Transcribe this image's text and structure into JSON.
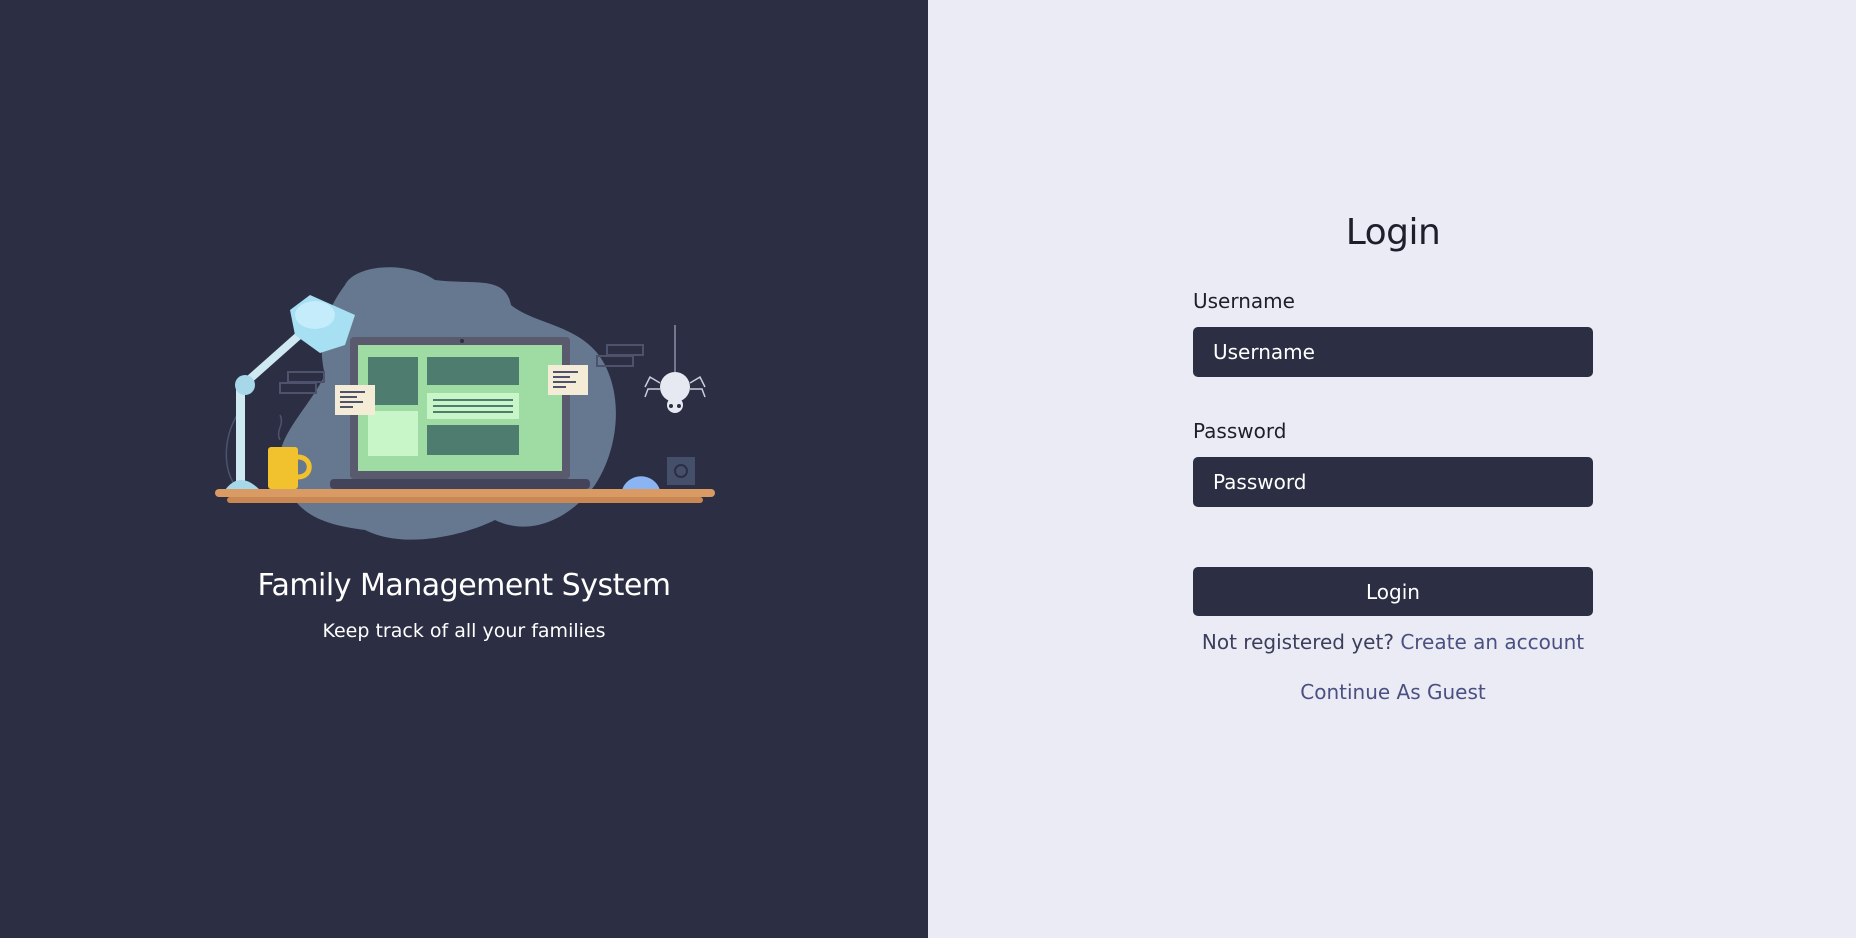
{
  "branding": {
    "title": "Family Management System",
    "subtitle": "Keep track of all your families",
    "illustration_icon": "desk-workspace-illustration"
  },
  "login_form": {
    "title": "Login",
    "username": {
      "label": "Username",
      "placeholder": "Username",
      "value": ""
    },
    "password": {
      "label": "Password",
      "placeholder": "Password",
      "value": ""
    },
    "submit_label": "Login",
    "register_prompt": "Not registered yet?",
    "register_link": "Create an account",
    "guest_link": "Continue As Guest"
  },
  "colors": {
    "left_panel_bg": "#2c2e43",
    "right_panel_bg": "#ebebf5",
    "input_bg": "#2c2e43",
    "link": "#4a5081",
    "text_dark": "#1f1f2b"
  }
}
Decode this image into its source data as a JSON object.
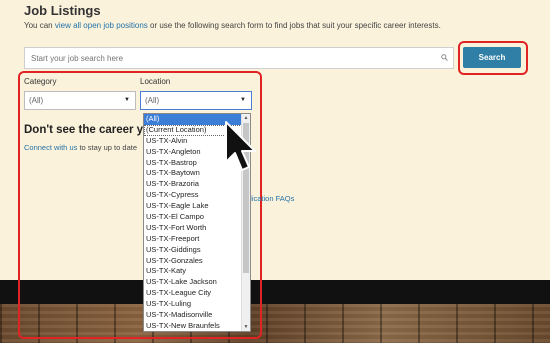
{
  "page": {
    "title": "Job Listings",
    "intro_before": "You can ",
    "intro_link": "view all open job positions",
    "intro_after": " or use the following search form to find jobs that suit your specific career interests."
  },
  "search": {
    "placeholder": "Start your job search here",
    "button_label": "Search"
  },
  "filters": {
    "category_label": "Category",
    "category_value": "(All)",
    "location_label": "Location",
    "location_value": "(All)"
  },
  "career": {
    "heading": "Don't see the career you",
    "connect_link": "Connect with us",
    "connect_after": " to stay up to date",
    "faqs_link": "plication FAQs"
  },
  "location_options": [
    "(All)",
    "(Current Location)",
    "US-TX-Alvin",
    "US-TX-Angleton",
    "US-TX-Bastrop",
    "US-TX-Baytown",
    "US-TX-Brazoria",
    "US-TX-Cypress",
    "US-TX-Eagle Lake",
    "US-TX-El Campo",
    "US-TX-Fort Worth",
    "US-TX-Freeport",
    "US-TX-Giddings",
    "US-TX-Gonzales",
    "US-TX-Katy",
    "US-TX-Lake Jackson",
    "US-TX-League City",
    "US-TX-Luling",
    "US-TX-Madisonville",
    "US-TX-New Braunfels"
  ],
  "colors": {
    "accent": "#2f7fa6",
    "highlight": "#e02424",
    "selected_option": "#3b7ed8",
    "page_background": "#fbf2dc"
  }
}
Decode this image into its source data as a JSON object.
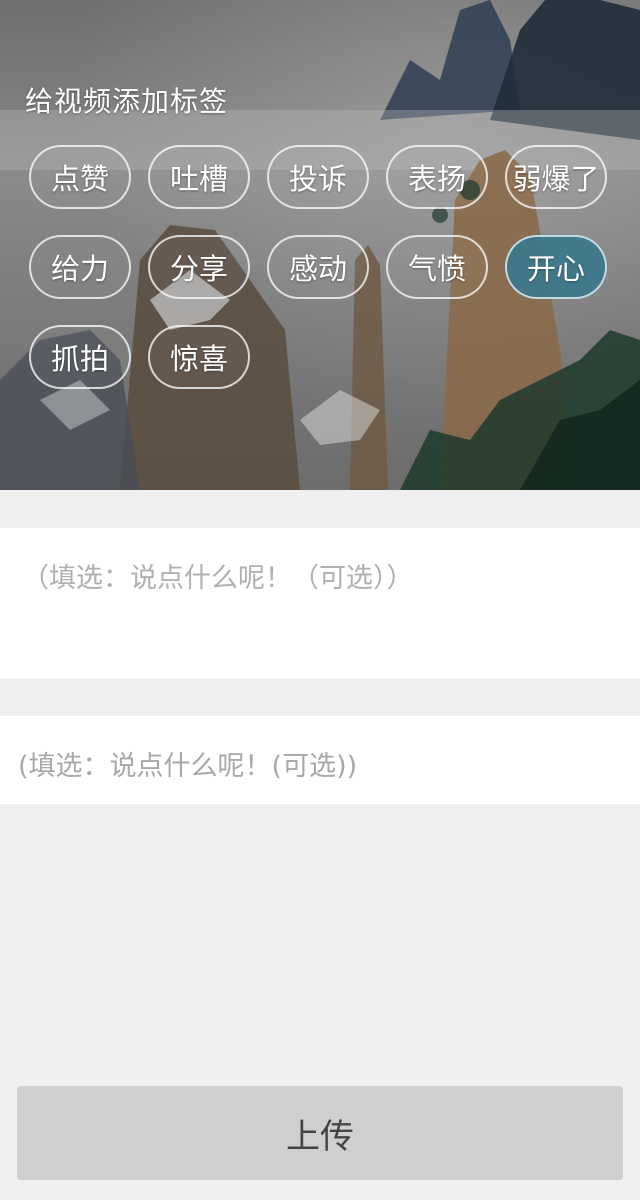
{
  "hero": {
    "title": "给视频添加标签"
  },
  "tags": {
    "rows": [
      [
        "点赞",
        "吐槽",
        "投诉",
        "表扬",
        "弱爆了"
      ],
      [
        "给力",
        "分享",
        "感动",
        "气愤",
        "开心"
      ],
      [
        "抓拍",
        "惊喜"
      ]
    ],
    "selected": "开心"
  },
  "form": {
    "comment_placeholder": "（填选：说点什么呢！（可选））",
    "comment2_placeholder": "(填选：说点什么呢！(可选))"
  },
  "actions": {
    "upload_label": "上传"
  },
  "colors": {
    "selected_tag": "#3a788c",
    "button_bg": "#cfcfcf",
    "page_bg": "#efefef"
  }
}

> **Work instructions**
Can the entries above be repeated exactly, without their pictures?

> **Task response**
Transcribe this image's text and structure into JSON.
{
  "branding": {
    "title": "Family Management System",
    "subtitle": "Keep track of all your families",
    "illustration_icon": "desk-workspace-illustration"
  },
  "login_form": {
    "title": "Login",
    "username": {
      "label": "Username",
      "placeholder": "Username",
      "value": ""
    },
    "password": {
      "label": "Password",
      "placeholder": "Password",
      "value": ""
    },
    "submit_label": "Login",
    "register_prompt": "Not registered yet?",
    "register_link": "Create an account",
    "guest_link": "Continue As Guest"
  },
  "colors": {
    "left_panel_bg": "#2c2e43",
    "right_panel_bg": "#ebebf5",
    "input_bg": "#2c2e43",
    "link": "#4a5081",
    "text_dark": "#1f1f2b"
  }
}
Decode this image into its source data as a JSON object.
{
  "page": {
    "title": "Job Listings",
    "intro_before": "You can ",
    "intro_link": "view all open job positions",
    "intro_after": " or use the following search form to find jobs that suit your specific career interests."
  },
  "search": {
    "placeholder": "Start your job search here",
    "button_label": "Search"
  },
  "filters": {
    "category_label": "Category",
    "category_value": "(All)",
    "location_label": "Location",
    "location_value": "(All)"
  },
  "career": {
    "heading": "Don't see the career you",
    "connect_link": "Connect with us",
    "connect_after": " to stay up to date",
    "faqs_link": "plication FAQs"
  },
  "location_options": [
    "(All)",
    "(Current Location)",
    "US-TX-Alvin",
    "US-TX-Angleton",
    "US-TX-Bastrop",
    "US-TX-Baytown",
    "US-TX-Brazoria",
    "US-TX-Cypress",
    "US-TX-Eagle Lake",
    "US-TX-El Campo",
    "US-TX-Fort Worth",
    "US-TX-Freeport",
    "US-TX-Giddings",
    "US-TX-Gonzales",
    "US-TX-Katy",
    "US-TX-Lake Jackson",
    "US-TX-League City",
    "US-TX-Luling",
    "US-TX-Madisonville",
    "US-TX-New Braunfels"
  ],
  "colors": {
    "accent": "#2f7fa6",
    "highlight": "#e02424",
    "selected_option": "#3b7ed8",
    "page_background": "#fbf2dc"
  }
}
Decode this image into its source data as a JSON object.
{
  "hero": {
    "title": "给视频添加标签"
  },
  "tags": {
    "rows": [
      [
        "点赞",
        "吐槽",
        "投诉",
        "表扬",
        "弱爆了"
      ],
      [
        "给力",
        "分享",
        "感动",
        "气愤",
        "开心"
      ],
      [
        "抓拍",
        "惊喜"
      ]
    ],
    "selected": "开心"
  },
  "form": {
    "comment_placeholder": "（填选：说点什么呢！（可选））",
    "comment2_placeholder": "(填选：说点什么呢！(可选))"
  },
  "actions": {
    "upload_label": "上传"
  },
  "colors": {
    "selected_tag": "#3a788c",
    "button_bg": "#cfcfcf",
    "page_bg": "#efefef"
  }
}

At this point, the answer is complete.